_Stored items_

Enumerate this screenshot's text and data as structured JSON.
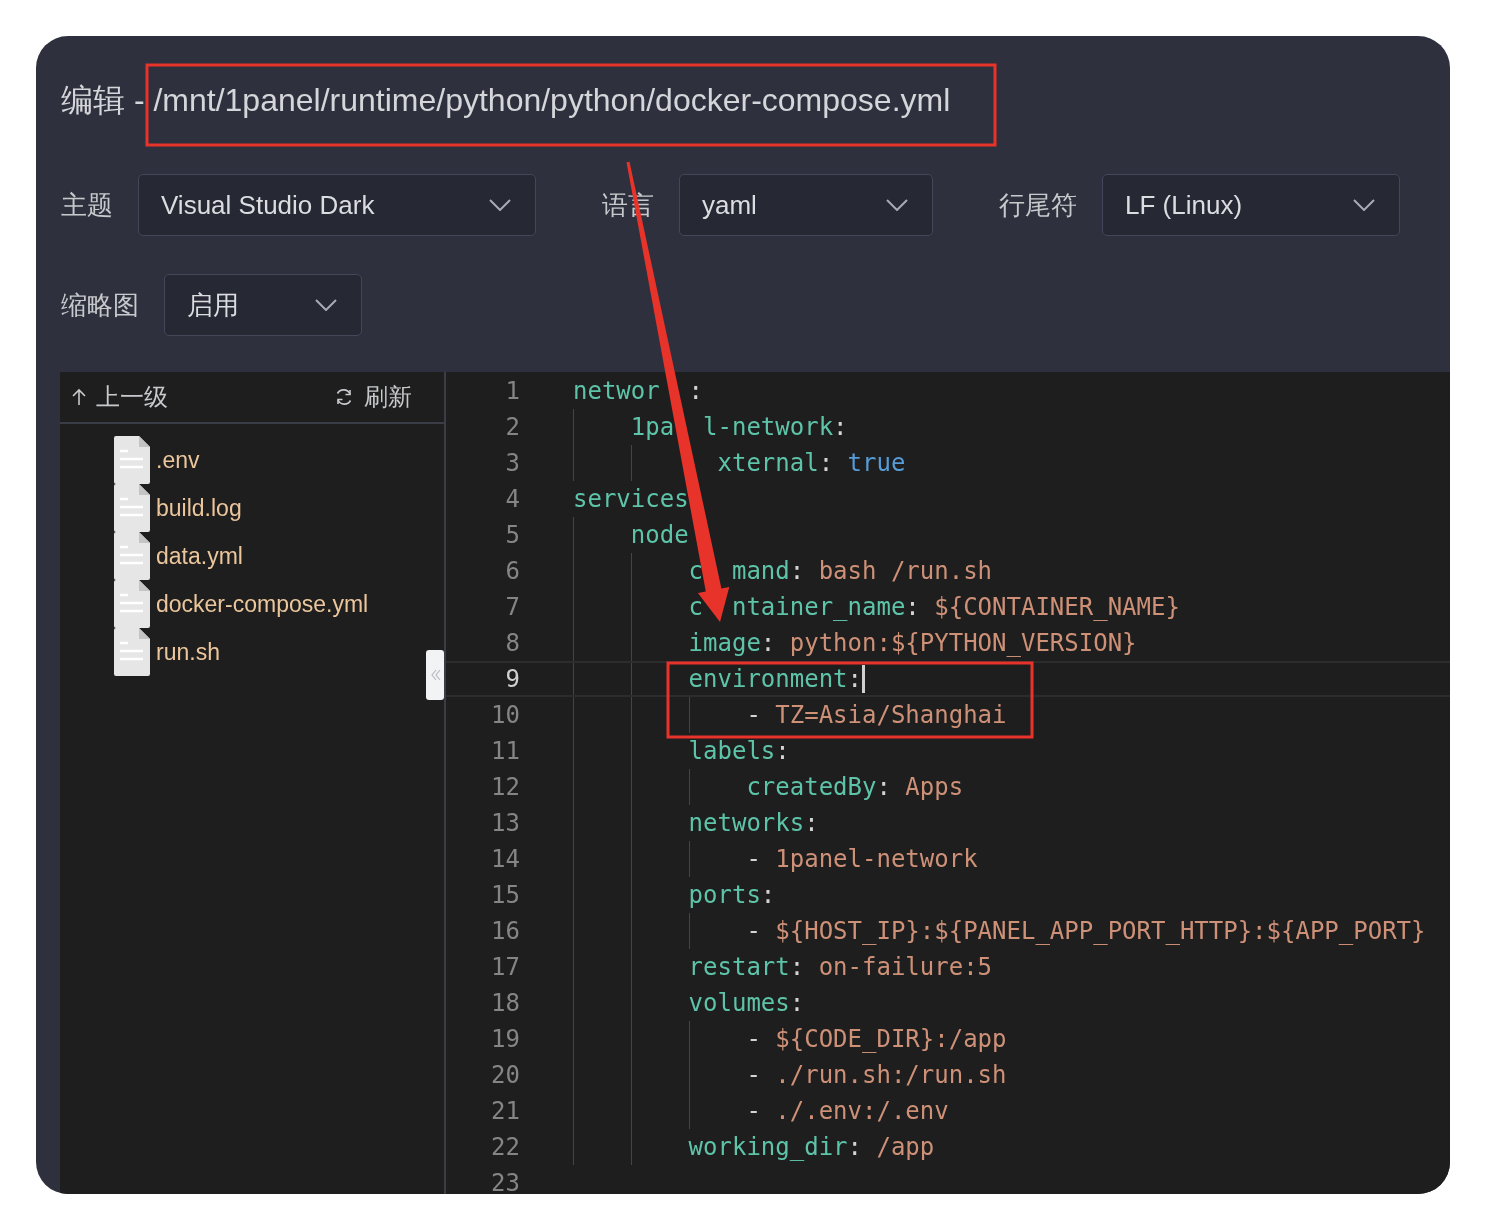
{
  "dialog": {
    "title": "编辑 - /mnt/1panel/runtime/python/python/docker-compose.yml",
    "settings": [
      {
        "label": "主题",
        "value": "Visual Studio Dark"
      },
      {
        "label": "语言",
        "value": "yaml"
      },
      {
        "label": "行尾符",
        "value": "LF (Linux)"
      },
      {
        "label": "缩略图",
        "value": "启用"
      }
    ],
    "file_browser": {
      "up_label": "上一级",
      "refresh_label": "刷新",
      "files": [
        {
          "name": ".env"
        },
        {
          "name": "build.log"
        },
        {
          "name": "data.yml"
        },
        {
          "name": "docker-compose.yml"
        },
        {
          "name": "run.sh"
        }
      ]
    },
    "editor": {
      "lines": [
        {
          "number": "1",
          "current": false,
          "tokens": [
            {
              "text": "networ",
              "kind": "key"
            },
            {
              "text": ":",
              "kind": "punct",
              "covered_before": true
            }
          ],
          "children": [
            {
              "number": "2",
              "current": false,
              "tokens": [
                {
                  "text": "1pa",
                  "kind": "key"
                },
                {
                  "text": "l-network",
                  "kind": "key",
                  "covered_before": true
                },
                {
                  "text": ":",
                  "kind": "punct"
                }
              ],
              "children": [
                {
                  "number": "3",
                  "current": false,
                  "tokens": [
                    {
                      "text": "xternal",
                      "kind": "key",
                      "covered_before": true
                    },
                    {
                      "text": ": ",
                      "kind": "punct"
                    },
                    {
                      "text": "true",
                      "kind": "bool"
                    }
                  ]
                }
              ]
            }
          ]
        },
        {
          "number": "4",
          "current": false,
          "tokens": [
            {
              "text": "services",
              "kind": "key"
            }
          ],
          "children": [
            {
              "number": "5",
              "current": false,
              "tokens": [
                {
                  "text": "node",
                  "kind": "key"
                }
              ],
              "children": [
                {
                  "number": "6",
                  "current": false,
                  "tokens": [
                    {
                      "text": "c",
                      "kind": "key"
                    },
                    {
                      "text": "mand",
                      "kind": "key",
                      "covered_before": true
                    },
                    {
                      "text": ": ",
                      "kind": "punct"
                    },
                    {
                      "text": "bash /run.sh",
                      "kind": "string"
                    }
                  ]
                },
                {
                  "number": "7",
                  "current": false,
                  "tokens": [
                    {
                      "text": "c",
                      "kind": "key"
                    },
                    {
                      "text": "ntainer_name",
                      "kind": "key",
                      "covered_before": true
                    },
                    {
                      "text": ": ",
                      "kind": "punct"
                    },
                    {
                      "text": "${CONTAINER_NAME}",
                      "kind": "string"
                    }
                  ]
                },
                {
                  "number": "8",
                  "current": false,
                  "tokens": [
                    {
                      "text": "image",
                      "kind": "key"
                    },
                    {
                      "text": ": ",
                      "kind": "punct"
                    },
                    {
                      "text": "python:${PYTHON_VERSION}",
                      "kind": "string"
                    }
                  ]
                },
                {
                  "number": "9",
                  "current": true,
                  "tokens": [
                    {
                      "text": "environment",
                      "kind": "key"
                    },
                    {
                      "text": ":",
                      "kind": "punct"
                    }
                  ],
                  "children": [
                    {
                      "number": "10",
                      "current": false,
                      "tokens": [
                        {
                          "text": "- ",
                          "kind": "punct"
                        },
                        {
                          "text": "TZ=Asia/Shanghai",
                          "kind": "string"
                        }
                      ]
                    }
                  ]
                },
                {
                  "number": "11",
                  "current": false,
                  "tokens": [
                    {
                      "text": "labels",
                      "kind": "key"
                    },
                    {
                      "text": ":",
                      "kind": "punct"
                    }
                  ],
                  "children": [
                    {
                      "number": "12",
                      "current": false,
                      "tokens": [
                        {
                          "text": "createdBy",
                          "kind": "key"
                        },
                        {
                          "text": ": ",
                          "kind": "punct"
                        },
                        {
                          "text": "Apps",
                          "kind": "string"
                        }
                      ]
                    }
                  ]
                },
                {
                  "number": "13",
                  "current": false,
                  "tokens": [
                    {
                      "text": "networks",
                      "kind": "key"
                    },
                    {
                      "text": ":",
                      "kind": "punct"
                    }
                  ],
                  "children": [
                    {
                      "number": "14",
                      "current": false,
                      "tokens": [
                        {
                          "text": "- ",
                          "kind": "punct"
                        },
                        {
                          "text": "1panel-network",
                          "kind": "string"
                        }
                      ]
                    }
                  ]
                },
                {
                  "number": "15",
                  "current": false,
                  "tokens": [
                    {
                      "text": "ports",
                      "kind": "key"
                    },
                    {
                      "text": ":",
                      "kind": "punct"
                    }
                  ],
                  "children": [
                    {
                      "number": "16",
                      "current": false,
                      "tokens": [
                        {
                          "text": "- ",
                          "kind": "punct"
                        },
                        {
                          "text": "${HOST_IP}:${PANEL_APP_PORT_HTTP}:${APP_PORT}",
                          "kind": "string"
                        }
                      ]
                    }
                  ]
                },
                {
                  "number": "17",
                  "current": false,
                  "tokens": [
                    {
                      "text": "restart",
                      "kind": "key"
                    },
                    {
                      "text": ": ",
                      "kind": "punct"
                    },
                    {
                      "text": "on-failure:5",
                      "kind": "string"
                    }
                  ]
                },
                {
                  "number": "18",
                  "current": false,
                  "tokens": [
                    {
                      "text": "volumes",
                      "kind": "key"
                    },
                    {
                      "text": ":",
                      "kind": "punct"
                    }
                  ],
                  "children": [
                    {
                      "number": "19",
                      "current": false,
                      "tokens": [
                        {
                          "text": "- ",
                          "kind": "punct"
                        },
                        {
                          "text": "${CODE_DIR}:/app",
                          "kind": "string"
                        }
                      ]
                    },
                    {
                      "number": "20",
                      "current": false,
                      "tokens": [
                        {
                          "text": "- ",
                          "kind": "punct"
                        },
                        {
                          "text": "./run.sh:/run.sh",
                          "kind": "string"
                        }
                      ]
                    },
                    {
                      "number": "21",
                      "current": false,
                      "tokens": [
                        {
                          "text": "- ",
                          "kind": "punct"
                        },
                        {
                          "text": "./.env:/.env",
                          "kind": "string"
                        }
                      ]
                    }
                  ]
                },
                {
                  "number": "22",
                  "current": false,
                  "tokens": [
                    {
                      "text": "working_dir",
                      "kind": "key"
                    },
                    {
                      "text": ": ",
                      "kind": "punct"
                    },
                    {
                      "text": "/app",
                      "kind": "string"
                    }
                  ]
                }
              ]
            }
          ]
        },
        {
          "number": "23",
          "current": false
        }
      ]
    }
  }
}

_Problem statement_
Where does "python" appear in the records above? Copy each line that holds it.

_Exercise response_
    "title": "编辑 - /mnt/1panel/runtime/python/python/docker-compose.yml",
                      "text": "python:${PYTHON_VERSION}",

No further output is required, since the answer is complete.